• Records supplied:
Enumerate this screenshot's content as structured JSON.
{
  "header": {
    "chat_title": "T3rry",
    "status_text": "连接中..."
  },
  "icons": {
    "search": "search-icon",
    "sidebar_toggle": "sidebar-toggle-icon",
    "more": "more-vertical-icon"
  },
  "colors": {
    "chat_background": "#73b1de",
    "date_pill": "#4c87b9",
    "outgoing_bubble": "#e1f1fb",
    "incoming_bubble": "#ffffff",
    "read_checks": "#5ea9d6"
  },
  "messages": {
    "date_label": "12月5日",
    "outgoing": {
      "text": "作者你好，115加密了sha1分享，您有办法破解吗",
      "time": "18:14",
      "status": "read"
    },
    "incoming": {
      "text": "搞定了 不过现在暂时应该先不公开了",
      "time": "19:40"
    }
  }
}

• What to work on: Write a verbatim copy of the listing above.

• Solved exercise:
Enumerate this screenshot's content as structured JSON.
{
  "header": {
    "chat_title": "T3rry",
    "status_text": "连接中..."
  },
  "icons": {
    "search": "search-icon",
    "sidebar_toggle": "sidebar-toggle-icon",
    "more": "more-vertical-icon"
  },
  "colors": {
    "chat_background": "#73b1de",
    "date_pill": "#4c87b9",
    "outgoing_bubble": "#e1f1fb",
    "incoming_bubble": "#ffffff",
    "read_checks": "#5ea9d6"
  },
  "messages": {
    "date_label": "12月5日",
    "outgoing": {
      "text": "作者你好，115加密了sha1分享，您有办法破解吗",
      "time": "18:14",
      "status": "read"
    },
    "incoming": {
      "text": "搞定了 不过现在暂时应该先不公开了",
      "time": "19:40"
    }
  }
}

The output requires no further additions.